You know, you won't like this, but it was just an anthropological conclusion, like a culturally relative conclusion, which is just, oh, that's how it is here. I didn't come to some you know, I don't know what outcome. Better for each place somehow. This is the outcome that's fine for them and in L.A., it would have been a much different reaction. It's just interesting. I more find it more interesting that I'm finding myself leaving a verdict.
Yeah, because I'm measuring things by how distraught is the person that received it like that to me is the metric. If someone feels very distraught and troubled and all these things and that's a big problem for me. That's like maximizing suffering and minimizing flourishing. But if the person doesn't feel any suffering, it's hard to say.
So do you think that the people in the valley, if they're happy there, that's fine?
No, because they had tons of suffering, which is why they all defected.
And no, not those people. The people in it, like India and Alison back, like they were totally happy there and they thought it was a great thing.
But their happiness relied on victims. There was suffering. You know, I'm saying that the slaves of those people were suffering greatly. They couldn't eat the way they wanted to. They were dying of malnutrition. Their hair was falling out. They had been branded like there's just all these clear markers of suffering. So that to me seems very easy. Mhm.
Well, I think it's suffering to be sexually harassed, whether you are aware of it or not. I think that has an impact and I think it's similar to these people who are brainwashed. I totally agree.
But I guess what I'm arguing is that it is relative to where you're at. So something that would be super inappropriate where we live isn't necessarily what super inappropriate here. And you can't tell the people that are experiencing it that it is inappropriate and they just don't realize it or something like there's something a little arrogant about that. Right. Like if someone saying, oh, yeah, we joke about sex all the time at work and I don't give a shit, who am I to say?
Well, no, you have to give a shit if you're wrong. And you should you should suffer from that. But that's a weird declaration to make a little bit, right? Yeah. Anyways, it was just it was just a clear I found it to be a very clear difference.

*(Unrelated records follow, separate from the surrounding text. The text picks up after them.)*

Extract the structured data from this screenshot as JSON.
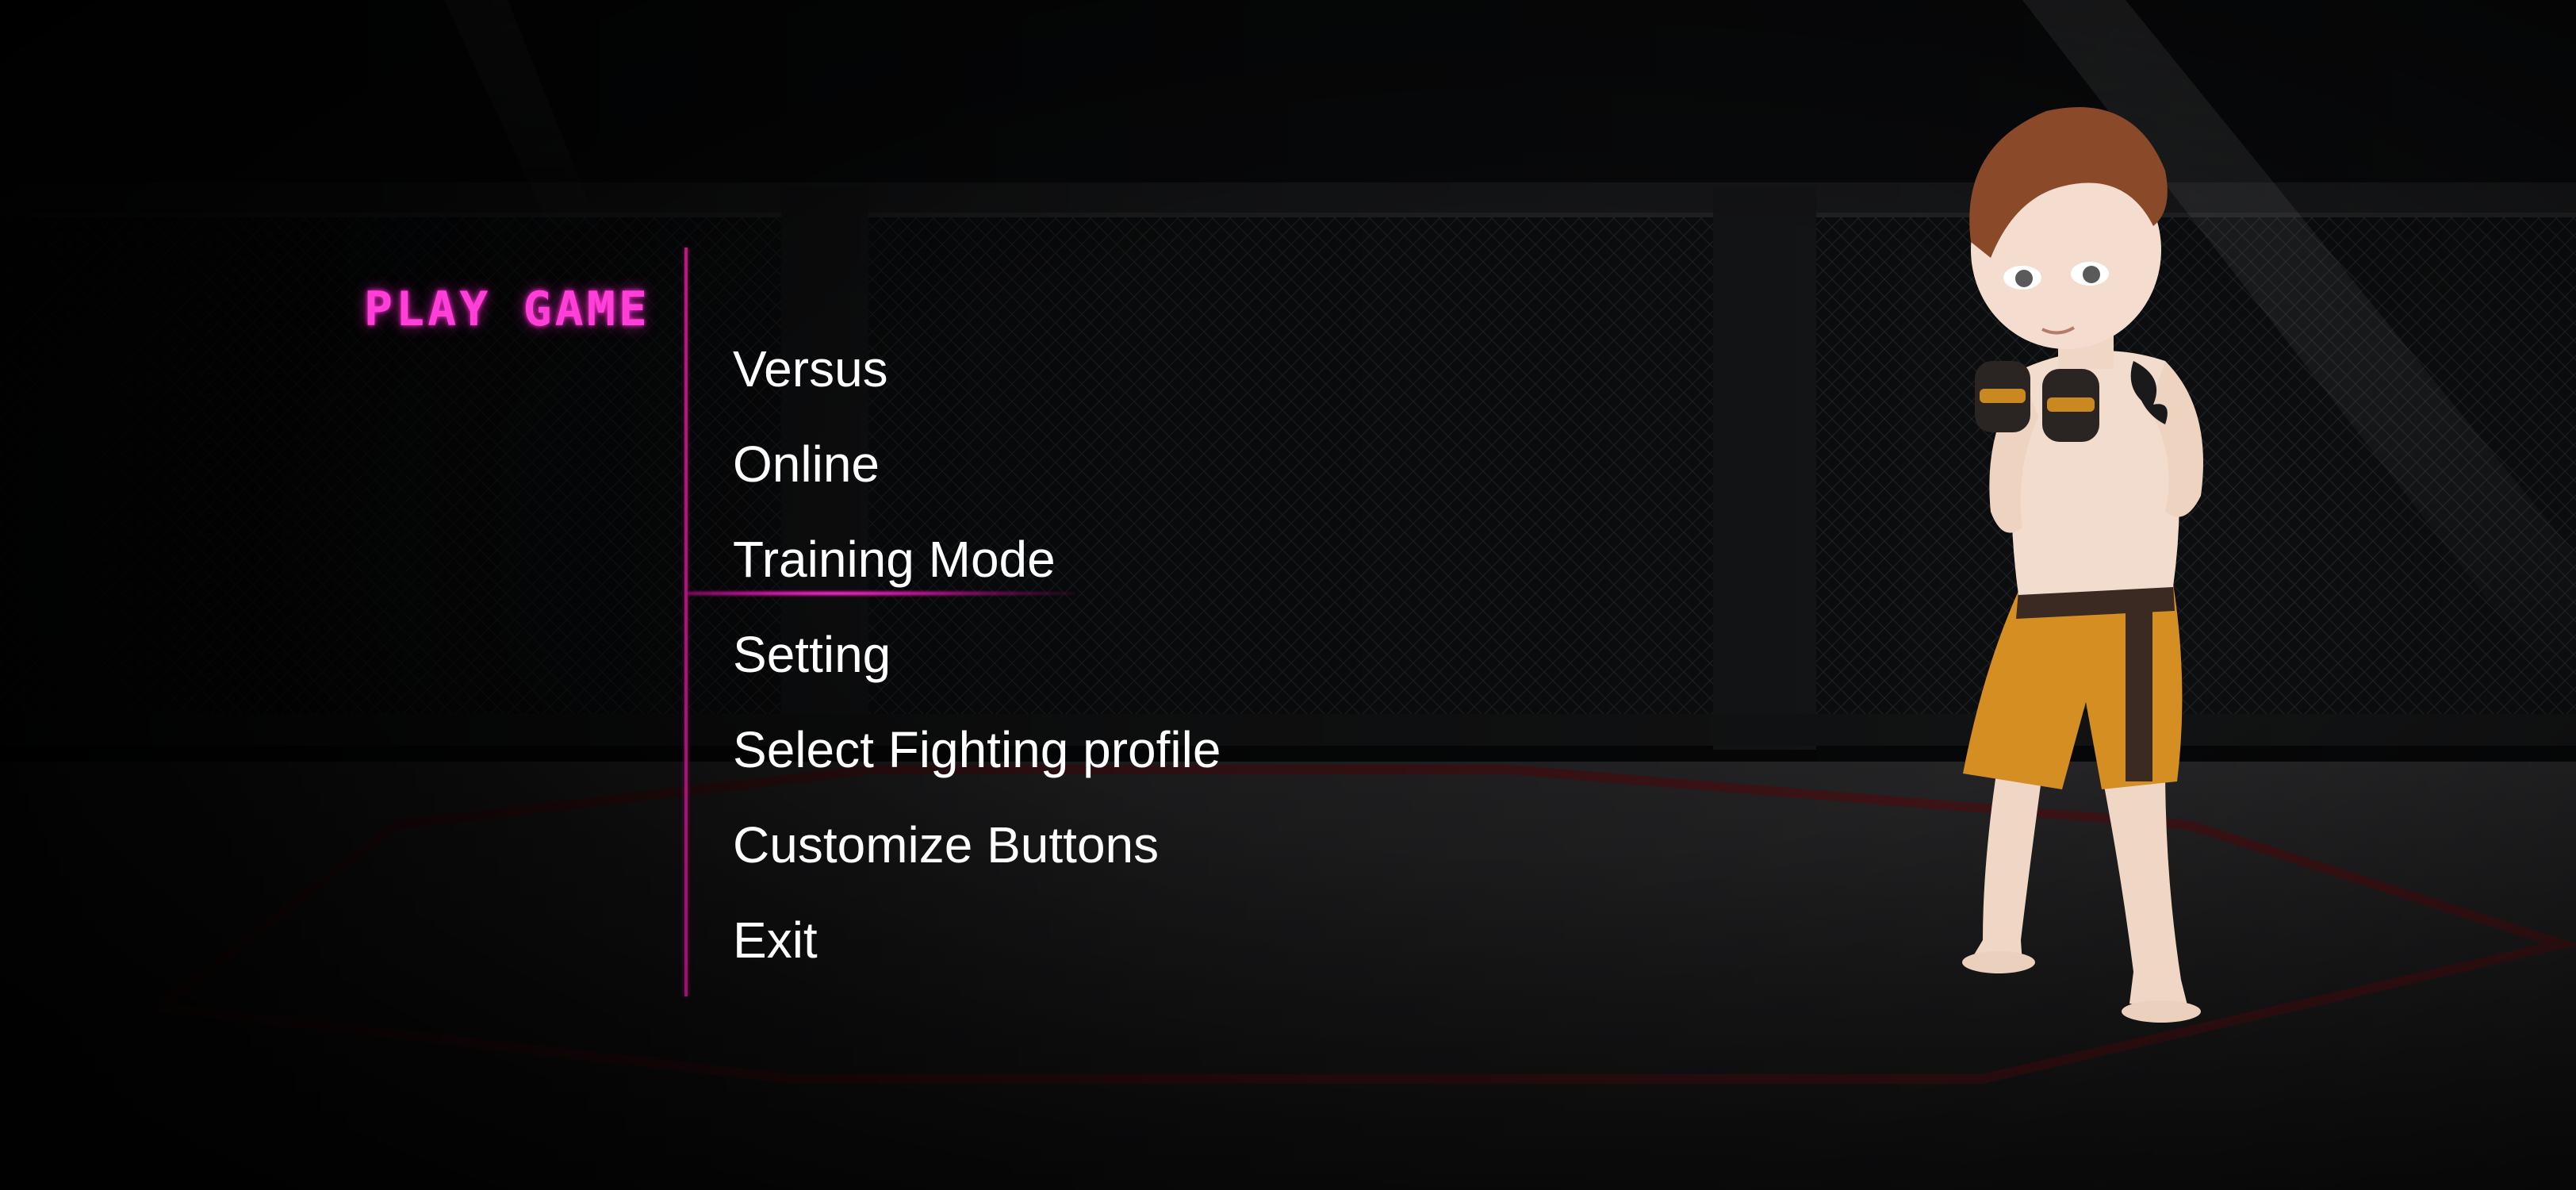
{
  "menu": {
    "title": "PLAY GAME",
    "items": [
      {
        "label": "Versus"
      },
      {
        "label": "Online"
      },
      {
        "label": "Training Mode",
        "selected": true
      },
      {
        "label": "Setting"
      },
      {
        "label": "Select Fighting profile"
      },
      {
        "label": "Customize Buttons"
      },
      {
        "label": "Exit"
      }
    ]
  },
  "colors": {
    "accent": "#ff3fd8",
    "divider": "#b0127a",
    "menu_text": "#ffffff",
    "background": "#050506",
    "shorts": "#d58e22"
  },
  "icons": {
    "character": "fighter-character"
  }
}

Yeah. Agreed. It's different. We're all in our bubbles, that's for sure.
We are really in our bubbles. Anyway, Eric went through this little bit of what happened with him, but he did CRISPR to remove this HIV gene and it was just not necessary. And he went to jail. And he's a rogue scientist, a mad scientist.
Do you think when he gets released, he'll move to an island and become like a doctor? Evil type, double oh seven Villon?
I hope we could use a couple more villains and he could create like super strong humans that are impervious to HIV and gonorrhea. This guy must have suffered for some STDs.
I thought I got to I want to live in a world without this change in the world.
One gene at a time, one gene at a time. Was that all the facts? That is. Oh, well, I miss you. I miss you. I'm having so much fun. But I also miss you. And I think you would be having fun here, too. There was lots of steak eaten yesterday.
I love a steak. Yeah. And I love a donut. Yeah.
Well, how many donors did you eat? Just tell us that. Twenty eight between the two of us.
So each had fourteen full size. Oh yeah. Full size coated in cinnamon.
Woo woo woo. We got half dozen in the first up half dozen. The second stop, a couple dozen in the third stop but still only eight, a half dozen. And then on the fourth stop they were even better than we were expecting and we thought we would only have another half dozen. But then we ended up eating four there. And then when we got home, we we split one right before bed at one a.m..
Yeah, you guys are really, really virile. That's the only virility we have left. Well, I love you. Love you.
Love you. I love you. I love you too. God, does he look good? Look at that. Monica, I know it's crazy screengrab of yourself right now. Please show me what a what a shot.
What a show.
I miss our baby so much. Will you give her a kiss? You know what? I'll be honest. I went into my house the other day and I was scared to look.
Yeah, well, I'm afraid she's going to get hair. That's what you get to get real scary.
Oh, man. All righty. All right.
Love you. Love you.